Dear Jonathan Kay,
You wrote that an adult conversation about Islam is nearly impossible. You have my sympathy. You do a good job of trying to allow that conversation in your paper, but the reasons for the difficulty derive from the fact that a full discussion of Islam requires a discussion of what the religion prescribes that its followers should do. In the name of God they are compelled, if they wish to be orthodox, to wage war, enslave, distrust, and display contempt for all beings not Muslims, and express disgust for women. So it is difficult to have an adult conversation when you cannot say what Islamic doctrine is, in current liberal society.
An adult conversation about Islam is difficult because most people are finding a wide gap between what they perceive, and what they are allowed to say.
If I ran around in a black uniform with a Nazi armband shouting abuse at Jews, most observers would conclude there was an obvious link between my anti-Jewishness and my being a Nazi. (We fought and won a world war to say so).
But if I do the same as a Muslim, in the current environment, cursing the Jews and calling for their extermination as my holy duty, many people would feel cowed into not saying there was a link. The recent case of Ben Affleck going postal on television shows the depth and strength of the denial.
The same forces of anti-racism that we have been fostering since WW2 prevent accurate conclusions regarding the relationship of Islam and jihadist violence from being drawn, and if drawn, from being freely discussed.
For a Muslim, jihad is a sacrament. If Muslims behave reasonably and peacefully, as they do (thank God), it is not because they are orthodox but because they have fallen away from orthodoxy. Islam is a direct revelation from God, and it is immutable. So as the discussion of Islam’s doctrines is shoved underground, the public view of Islam gets darker and darker, while the chattering classes re-assure each other of their baseless confidence that Islam is not what they fear it is, a bananarama totalitarian ideology, whose idea of God is of an immeasurably distant, irrational force, where both theology and science is impossible.

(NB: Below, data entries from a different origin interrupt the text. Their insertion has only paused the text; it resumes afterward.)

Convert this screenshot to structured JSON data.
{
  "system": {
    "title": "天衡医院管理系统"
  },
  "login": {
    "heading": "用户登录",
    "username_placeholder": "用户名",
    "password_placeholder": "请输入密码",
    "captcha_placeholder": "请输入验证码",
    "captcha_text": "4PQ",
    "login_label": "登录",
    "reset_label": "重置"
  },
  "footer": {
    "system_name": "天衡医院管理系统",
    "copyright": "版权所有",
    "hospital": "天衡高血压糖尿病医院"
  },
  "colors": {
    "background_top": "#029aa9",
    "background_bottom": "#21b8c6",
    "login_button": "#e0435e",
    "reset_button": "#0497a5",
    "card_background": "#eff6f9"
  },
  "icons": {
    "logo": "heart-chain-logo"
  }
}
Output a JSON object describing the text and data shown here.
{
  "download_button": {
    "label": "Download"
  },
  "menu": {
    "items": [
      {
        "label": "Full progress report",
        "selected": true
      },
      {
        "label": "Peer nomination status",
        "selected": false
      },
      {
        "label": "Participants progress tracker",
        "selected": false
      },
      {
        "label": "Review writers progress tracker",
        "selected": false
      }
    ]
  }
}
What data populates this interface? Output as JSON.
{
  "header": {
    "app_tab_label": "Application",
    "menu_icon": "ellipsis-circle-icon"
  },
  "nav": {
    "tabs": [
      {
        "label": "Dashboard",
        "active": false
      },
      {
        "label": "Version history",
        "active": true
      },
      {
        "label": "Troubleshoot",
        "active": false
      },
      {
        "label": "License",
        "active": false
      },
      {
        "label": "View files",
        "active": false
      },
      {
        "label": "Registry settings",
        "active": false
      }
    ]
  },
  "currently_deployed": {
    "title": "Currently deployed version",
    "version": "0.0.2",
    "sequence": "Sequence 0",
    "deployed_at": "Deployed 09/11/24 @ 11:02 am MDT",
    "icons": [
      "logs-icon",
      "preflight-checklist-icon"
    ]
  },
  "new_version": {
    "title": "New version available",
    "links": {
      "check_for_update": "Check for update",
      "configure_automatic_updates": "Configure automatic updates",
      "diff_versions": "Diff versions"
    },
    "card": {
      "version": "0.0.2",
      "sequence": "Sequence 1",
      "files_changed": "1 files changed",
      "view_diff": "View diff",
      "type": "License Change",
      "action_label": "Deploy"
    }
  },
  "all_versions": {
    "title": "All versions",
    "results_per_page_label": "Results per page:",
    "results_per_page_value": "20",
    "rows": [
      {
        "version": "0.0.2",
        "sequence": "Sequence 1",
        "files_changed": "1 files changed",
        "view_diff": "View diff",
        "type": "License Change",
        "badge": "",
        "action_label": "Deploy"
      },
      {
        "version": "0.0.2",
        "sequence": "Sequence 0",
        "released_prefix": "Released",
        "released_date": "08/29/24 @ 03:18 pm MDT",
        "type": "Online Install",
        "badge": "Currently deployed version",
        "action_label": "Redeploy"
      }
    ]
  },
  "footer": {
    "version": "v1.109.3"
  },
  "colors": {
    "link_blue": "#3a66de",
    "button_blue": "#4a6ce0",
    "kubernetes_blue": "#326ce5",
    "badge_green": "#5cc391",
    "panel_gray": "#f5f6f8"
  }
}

Why impossible, you ask?
Because for there to be theology, God must be rationally knowable in some important senses, and for there to be science, there must be a belief that the universe is a rationally discoverable emanation of God’s laws.
Neither of these conditions is met in Islam.
In Islam the whole universe is sustained instant to instant by God’s will alone. Causal relationships between match and flame need not be looked into, because the match is only the occasion for the flame, not the cause. Looking into the operations of God’s will is haram. I recommend The Closing of the Muslim Mind for further information on the baneful effects of Islam’s greatest philosopher, Al-Ghazali.
All of these facts are available on reading about the issue. However, few do so, and those who do are silenced by the general prohibition on discussing Islam as if its doctrines were real and intended. Religion has been tamed in the post-Christian west. In Islam, it is everything, and its teachings are horrifying to those who contemplate them, and more so to those who suffer persecution and death because of its adherents.
We are not responsible for Islam’s doctrines. We are, however, responsible for the poor state of thought and speech in the West today. We have only ourselves (or the forces of political Leftism) to blame for this gap between what is being observed, and what can be discussed.